Inside the rooms are high and well lit by large windows and conservatory style skylights, which could have been opened for ventilation in the steam filled laundry. Now both windows and skylights have been blocked to control lighting and add space for displays. Apart from this, the original part of the museum remains much as it was, simply utilitarian, and this adds to its charm. Even the tunnel by which laundry was conveyed discreetly to and from the hotel has been converted into a replica of a Victorian kitchen. One question arises: where did they dry the washing? Were there dryers, or was it hung out on the Southern slopes, which at that time was a kitchen garden for the hotel?

Major extensions have taken place during the 64 years of the Museum's history. The maritime room was added in 1956, and in 1982 a two bay extension to the west. Both followed the style of the original laundry, producing a range of gables with window shaped recesses illustrating the treasures within through paintings by the local artist, Robert Turner.

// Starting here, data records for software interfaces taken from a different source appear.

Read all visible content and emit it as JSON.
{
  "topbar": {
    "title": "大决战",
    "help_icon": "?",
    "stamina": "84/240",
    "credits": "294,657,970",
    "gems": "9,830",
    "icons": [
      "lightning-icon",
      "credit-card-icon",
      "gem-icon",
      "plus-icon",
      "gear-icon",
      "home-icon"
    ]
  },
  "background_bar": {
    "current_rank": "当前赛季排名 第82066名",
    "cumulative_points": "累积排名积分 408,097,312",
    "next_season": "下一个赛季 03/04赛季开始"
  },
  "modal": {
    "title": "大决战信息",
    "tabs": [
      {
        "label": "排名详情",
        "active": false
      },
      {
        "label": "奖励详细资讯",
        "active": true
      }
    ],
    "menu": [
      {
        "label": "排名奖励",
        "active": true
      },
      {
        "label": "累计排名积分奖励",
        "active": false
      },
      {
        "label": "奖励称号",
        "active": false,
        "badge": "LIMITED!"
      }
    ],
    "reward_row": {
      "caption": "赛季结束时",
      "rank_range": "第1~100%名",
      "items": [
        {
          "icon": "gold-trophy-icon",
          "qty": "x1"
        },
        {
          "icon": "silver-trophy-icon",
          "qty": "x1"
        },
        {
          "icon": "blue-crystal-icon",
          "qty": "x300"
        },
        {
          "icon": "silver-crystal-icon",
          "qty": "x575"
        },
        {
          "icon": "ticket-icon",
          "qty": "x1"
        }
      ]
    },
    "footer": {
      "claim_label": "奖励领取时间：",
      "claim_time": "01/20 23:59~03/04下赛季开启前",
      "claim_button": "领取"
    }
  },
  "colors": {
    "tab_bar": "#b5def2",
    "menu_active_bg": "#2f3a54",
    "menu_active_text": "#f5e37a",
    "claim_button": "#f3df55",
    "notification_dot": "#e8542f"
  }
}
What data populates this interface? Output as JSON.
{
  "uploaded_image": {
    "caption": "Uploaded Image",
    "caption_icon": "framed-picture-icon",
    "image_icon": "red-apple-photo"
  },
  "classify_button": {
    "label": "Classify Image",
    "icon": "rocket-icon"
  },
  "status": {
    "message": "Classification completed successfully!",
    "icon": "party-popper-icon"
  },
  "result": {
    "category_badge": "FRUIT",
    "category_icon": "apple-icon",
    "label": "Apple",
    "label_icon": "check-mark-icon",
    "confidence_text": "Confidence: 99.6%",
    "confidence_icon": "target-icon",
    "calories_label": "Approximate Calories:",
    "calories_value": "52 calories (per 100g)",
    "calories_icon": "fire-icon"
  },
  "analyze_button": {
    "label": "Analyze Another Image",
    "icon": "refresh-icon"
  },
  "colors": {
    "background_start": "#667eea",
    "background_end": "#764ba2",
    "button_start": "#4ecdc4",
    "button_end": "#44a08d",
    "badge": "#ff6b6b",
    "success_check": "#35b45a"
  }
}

A further extension is now planned to house Heritage material and a Lundy collection for which at present there is no display room. This is our Museum, "one of the finest in the West" and provides Ilfracombe with a major attraction, both for local people and visitors. It depends entirely on entrance fees, shop sales and your support. We are asking for donations for "The Heritage Extension Appeal", which should be sent to the museum treasurer at Ilfracombe Museum, Wilder Road, Ilfracombe. EX34 8AF.
Thank you for your help.

Jim Bates - November 1996



Created 18/4/99